─── DATA PROVIDED ───

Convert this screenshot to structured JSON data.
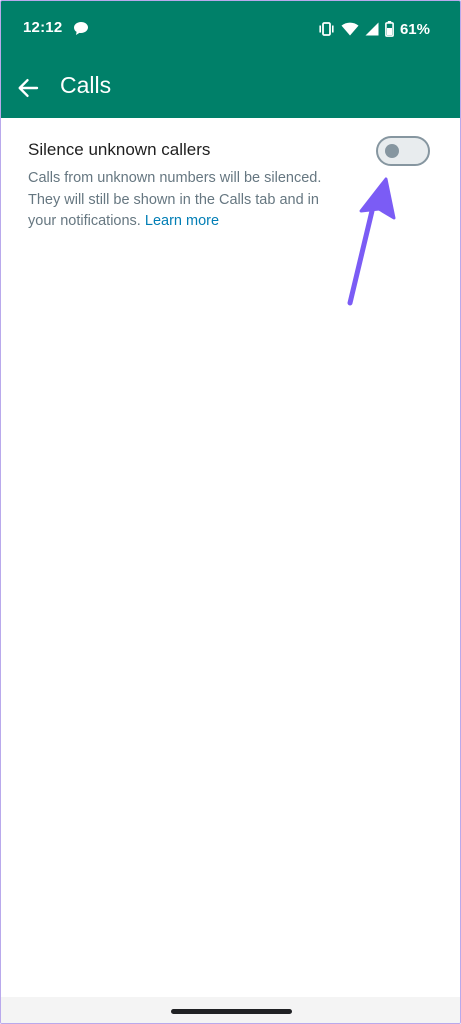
{
  "status_bar": {
    "time": "12:12",
    "battery_percent": "61%",
    "icons": [
      "chat-bubble-icon",
      "vibrate-icon",
      "wifi-icon",
      "cellular-signal-icon",
      "battery-icon"
    ]
  },
  "app_bar": {
    "title": "Calls",
    "background": "#008069"
  },
  "setting": {
    "title": "Silence unknown callers",
    "description": "Calls from unknown numbers will be silenced. They will still be shown in the Calls tab and in your notifications.",
    "learn_more": "Learn more",
    "toggle_on": false
  },
  "annotation": {
    "arrow_color": "#7b5cf5"
  }
}
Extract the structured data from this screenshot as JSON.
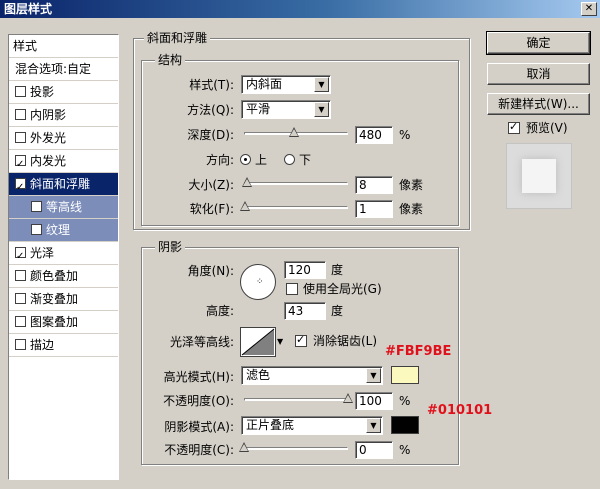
{
  "window": {
    "title": "图层样式"
  },
  "left_list": {
    "header": "样式",
    "items": [
      {
        "label": "混合选项:自定",
        "checkbox": false,
        "checked": false,
        "selected": false,
        "sub": false
      },
      {
        "label": "投影",
        "checkbox": true,
        "checked": false,
        "selected": false,
        "sub": false
      },
      {
        "label": "内阴影",
        "checkbox": true,
        "checked": false,
        "selected": false,
        "sub": false
      },
      {
        "label": "外发光",
        "checkbox": true,
        "checked": false,
        "selected": false,
        "sub": false
      },
      {
        "label": "内发光",
        "checkbox": true,
        "checked": true,
        "selected": false,
        "sub": false
      },
      {
        "label": "斜面和浮雕",
        "checkbox": true,
        "checked": true,
        "selected": true,
        "sub": false
      },
      {
        "label": "等高线",
        "checkbox": true,
        "checked": false,
        "selected": false,
        "sub": true
      },
      {
        "label": "纹理",
        "checkbox": true,
        "checked": false,
        "selected": false,
        "sub": true
      },
      {
        "label": "光泽",
        "checkbox": true,
        "checked": true,
        "selected": false,
        "sub": false
      },
      {
        "label": "颜色叠加",
        "checkbox": true,
        "checked": false,
        "selected": false,
        "sub": false
      },
      {
        "label": "渐变叠加",
        "checkbox": true,
        "checked": false,
        "selected": false,
        "sub": false
      },
      {
        "label": "图案叠加",
        "checkbox": true,
        "checked": false,
        "selected": false,
        "sub": false
      },
      {
        "label": "描边",
        "checkbox": true,
        "checked": false,
        "selected": false,
        "sub": false
      }
    ]
  },
  "bevel": {
    "title": "斜面和浮雕",
    "structure_title": "结构",
    "style_label": "样式(T):",
    "style_value": "内斜面",
    "technique_label": "方法(Q):",
    "technique_value": "平滑",
    "depth_label": "深度(D):",
    "depth_value": "480",
    "depth_unit": "%",
    "depth_level": 0.48,
    "direction_label": "方向:",
    "dir_up": "上",
    "dir_down": "下",
    "size_label": "大小(Z):",
    "size_value": "8",
    "size_unit": "像素",
    "size_level": 0.03,
    "soften_label": "软化(F):",
    "soften_value": "1",
    "soften_unit": "像素",
    "soften_level": 0.01
  },
  "shading": {
    "title": "阴影",
    "angle_label": "角度(N):",
    "angle_value": "120",
    "angle_unit": "度",
    "global_light_label": "使用全局光(G)",
    "global_light_checked": false,
    "altitude_label": "高度:",
    "altitude_value": "43",
    "altitude_unit": "度",
    "gloss_label": "光泽等高线:",
    "antialias_label": "消除锯齿(L)",
    "antialias_checked": true,
    "highlight_label": "高光模式(H):",
    "highlight_value": "滤色",
    "highlight_color": "#FBF9BE",
    "highlight_opacity_label": "不透明度(O):",
    "highlight_opacity_value": "100",
    "highlight_opacity_unit": "%",
    "highlight_opacity_level": 1.0,
    "shadow_label": "阴影模式(A):",
    "shadow_value": "正片叠底",
    "shadow_color": "#010101",
    "shadow_opacity_label": "不透明度(C):",
    "shadow_opacity_value": "0",
    "shadow_opacity_unit": "%",
    "shadow_opacity_level": 0.0
  },
  "buttons": {
    "ok": "确定",
    "cancel": "取消",
    "new_style": "新建样式(W)..."
  },
  "preview": {
    "label": "预览(V)",
    "checked": true
  },
  "annotations": {
    "highlight": "#FBF9BE",
    "shadow": "#010101"
  }
}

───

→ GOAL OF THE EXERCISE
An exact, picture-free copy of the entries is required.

→ TASK OUTPUT
Convert this screenshot to structured JSON data.
{
  "status_bar": {
    "time": "12:12",
    "battery_percent": "61%",
    "icons": [
      "chat-bubble-icon",
      "vibrate-icon",
      "wifi-icon",
      "cellular-signal-icon",
      "battery-icon"
    ]
  },
  "app_bar": {
    "title": "Calls",
    "background": "#008069"
  },
  "setting": {
    "title": "Silence unknown callers",
    "description": "Calls from unknown numbers will be silenced. They will still be shown in the Calls tab and in your notifications.",
    "learn_more": "Learn more",
    "toggle_on": false
  },
  "annotation": {
    "arrow_color": "#7b5cf5"
  }
}
Extract the structured data from this screenshot as JSON.
{
  "window": {
    "title": "图层样式"
  },
  "left_list": {
    "header": "样式",
    "items": [
      {
        "label": "混合选项:自定",
        "checkbox": false,
        "checked": false,
        "selected": false,
        "sub": false
      },
      {
        "label": "投影",
        "checkbox": true,
        "checked": false,
        "selected": false,
        "sub": false
      },
      {
        "label": "内阴影",
        "checkbox": true,
        "checked": false,
        "selected": false,
        "sub": false
      },
      {
        "label": "外发光",
        "checkbox": true,
        "checked": false,
        "selected": false,
        "sub": false
      },
      {
        "label": "内发光",
        "checkbox": true,
        "checked": true,
        "selected": false,
        "sub": false
      },
      {
        "label": "斜面和浮雕",
        "checkbox": true,
        "checked": true,
        "selected": true,
        "sub": false
      },
      {
        "label": "等高线",
        "checkbox": true,
        "checked": false,
        "selected": false,
        "sub": true
      },
      {
        "label": "纹理",
        "checkbox": true,
        "checked": false,
        "selected": false,
        "sub": true
      },
      {
        "label": "光泽",
        "checkbox": true,
        "checked": true,
        "selected": false,
        "sub": false
      },
      {
        "label": "颜色叠加",
        "checkbox": true,
        "checked": false,
        "selected": false,
        "sub": false
      },
      {
        "label": "渐变叠加",
        "checkbox": true,
        "checked": false,
        "selected": false,
        "sub": false
      },
      {
        "label": "图案叠加",
        "checkbox": true,
        "checked": false,
        "selected": false,
        "sub": false
      },
      {
        "label": "描边",
        "checkbox": true,
        "checked": false,
        "selected": false,
        "sub": false
      }
    ]
  },
  "bevel": {
    "title": "斜面和浮雕",
    "structure_title": "结构",
    "style_label": "样式(T):",
    "style_value": "内斜面",
    "technique_label": "方法(Q):",
    "technique_value": "平滑",
    "depth_label": "深度(D):",
    "depth_value": "480",
    "depth_unit": "%",
    "depth_level": 0.48,
    "direction_label": "方向:",
    "dir_up": "上",
    "dir_down": "下",
    "size_label": "大小(Z):",
    "size_value": "8",
    "size_unit": "像素",
    "size_level": 0.03,
    "soften_label": "软化(F):",
    "soften_value": "1",
    "soften_unit": "像素",
    "soften_level": 0.01
  },
  "shading": {
    "title": "阴影",
    "angle_label": "角度(N):",
    "angle_value": "120",
    "angle_unit": "度",
    "global_light_label": "使用全局光(G)",
    "global_light_checked": false,
    "altitude_label": "高度:",
    "altitude_value": "43",
    "altitude_unit": "度",
    "gloss_label": "光泽等高线:",
    "antialias_label": "消除锯齿(L)",
    "antialias_checked": true,
    "highlight_label": "高光模式(H):",
    "highlight_value": "滤色",
    "highlight_color": "#FBF9BE",
    "highlight_opacity_label": "不透明度(O):",
    "highlight_opacity_value": "100",
    "highlight_opacity_unit": "%",
    "highlight_opacity_level": 1.0,
    "shadow_label": "阴影模式(A):",
    "shadow_value": "正片叠底",
    "shadow_color": "#010101",
    "shadow_opacity_label": "不透明度(C):",
    "shadow_opacity_value": "0",
    "shadow_opacity_unit": "%",
    "shadow_opacity_level": 0.0
  },
  "buttons": {
    "ok": "确定",
    "cancel": "取消",
    "new_style": "新建样式(W)..."
  },
  "preview": {
    "label": "预览(V)",
    "checked": true
  },
  "annotations": {
    "highlight": "#FBF9BE",
    "shadow": "#010101"
  }
}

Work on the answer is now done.